From the data below, return each line in which the string "options" is found.

Dataset rows describing interfaces
◆ ◆ ◆ ◆ ◆

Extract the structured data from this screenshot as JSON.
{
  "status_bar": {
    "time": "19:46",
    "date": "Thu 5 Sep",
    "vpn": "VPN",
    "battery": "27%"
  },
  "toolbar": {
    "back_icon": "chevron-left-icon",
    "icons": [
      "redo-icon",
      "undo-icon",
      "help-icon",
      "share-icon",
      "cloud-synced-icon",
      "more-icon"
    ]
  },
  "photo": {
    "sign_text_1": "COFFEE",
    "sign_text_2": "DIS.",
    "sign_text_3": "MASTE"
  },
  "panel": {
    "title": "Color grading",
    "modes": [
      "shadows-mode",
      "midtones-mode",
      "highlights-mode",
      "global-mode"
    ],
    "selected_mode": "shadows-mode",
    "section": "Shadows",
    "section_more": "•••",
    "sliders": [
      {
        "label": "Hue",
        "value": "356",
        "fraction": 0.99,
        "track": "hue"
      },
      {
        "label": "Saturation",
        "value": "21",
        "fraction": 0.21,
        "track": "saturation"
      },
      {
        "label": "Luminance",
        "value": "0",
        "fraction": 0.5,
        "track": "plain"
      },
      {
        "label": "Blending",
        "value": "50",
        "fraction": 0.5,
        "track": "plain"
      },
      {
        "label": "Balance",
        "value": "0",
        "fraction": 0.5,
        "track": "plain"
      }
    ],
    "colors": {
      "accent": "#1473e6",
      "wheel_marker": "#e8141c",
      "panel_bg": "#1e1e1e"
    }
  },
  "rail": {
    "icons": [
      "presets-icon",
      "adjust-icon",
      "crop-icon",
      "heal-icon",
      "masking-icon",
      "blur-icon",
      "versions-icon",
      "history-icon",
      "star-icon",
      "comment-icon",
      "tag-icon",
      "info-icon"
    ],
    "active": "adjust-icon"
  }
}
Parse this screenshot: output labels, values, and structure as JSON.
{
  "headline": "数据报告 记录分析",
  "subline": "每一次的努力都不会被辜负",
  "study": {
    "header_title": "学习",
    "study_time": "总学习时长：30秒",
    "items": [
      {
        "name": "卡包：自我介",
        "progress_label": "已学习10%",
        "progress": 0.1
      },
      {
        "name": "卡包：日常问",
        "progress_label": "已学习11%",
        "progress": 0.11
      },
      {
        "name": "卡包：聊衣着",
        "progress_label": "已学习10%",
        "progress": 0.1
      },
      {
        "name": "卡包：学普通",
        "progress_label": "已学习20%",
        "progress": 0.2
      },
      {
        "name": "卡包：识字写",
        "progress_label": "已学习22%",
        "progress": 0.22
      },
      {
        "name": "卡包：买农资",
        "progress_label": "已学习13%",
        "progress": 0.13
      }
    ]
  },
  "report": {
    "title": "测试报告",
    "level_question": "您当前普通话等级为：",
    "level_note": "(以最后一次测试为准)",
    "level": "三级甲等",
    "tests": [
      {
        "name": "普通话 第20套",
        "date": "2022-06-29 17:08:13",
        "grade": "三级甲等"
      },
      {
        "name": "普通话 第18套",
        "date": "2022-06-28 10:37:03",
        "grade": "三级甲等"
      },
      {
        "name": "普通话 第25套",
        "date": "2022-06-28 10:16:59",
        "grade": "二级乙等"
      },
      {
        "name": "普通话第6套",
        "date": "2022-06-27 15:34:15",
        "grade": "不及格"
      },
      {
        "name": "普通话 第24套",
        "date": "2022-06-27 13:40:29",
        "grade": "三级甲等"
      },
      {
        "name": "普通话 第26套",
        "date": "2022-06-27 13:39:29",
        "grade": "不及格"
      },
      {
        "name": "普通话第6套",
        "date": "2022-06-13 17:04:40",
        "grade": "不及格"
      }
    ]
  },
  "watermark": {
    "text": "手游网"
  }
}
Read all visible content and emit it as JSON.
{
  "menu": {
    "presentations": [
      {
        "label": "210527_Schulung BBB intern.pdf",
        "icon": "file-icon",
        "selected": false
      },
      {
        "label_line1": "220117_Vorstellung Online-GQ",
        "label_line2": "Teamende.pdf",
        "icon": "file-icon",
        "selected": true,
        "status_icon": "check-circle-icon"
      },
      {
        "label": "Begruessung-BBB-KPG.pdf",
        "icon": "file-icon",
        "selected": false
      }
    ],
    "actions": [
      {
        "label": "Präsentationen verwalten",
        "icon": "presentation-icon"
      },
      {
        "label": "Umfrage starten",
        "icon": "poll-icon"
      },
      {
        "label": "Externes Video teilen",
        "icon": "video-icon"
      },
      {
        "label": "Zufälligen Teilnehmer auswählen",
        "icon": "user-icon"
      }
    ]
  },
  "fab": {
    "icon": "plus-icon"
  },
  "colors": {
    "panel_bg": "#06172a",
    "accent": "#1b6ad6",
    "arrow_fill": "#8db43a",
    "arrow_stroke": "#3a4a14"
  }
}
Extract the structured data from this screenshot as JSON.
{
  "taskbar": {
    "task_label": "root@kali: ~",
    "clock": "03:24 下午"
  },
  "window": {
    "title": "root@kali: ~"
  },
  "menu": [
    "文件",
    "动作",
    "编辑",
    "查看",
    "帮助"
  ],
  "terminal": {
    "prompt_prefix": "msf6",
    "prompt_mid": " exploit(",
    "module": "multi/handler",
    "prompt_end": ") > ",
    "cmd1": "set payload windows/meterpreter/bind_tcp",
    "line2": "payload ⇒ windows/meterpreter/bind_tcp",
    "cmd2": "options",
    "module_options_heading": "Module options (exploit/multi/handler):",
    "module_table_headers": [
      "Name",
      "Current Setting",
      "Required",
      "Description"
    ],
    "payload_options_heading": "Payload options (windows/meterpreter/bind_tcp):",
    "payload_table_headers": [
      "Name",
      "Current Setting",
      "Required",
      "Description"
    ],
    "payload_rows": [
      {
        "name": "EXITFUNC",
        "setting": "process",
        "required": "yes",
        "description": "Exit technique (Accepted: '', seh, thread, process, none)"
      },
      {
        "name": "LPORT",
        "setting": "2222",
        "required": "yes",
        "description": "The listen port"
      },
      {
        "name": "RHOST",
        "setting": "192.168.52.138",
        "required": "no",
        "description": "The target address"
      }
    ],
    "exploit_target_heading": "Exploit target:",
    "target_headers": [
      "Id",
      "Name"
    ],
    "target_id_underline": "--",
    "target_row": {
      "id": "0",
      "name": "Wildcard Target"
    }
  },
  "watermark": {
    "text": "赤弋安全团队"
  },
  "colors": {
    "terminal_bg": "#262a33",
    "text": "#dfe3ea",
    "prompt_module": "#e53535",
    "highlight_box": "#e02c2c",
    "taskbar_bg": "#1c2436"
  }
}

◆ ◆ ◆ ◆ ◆

## [Task solution]
    "cmd2": "options",
    "module_options_heading": "Module options (exploit/multi/handler):",
    "payload_options_heading": "Payload options (windows/meterpreter/bind_tcp):",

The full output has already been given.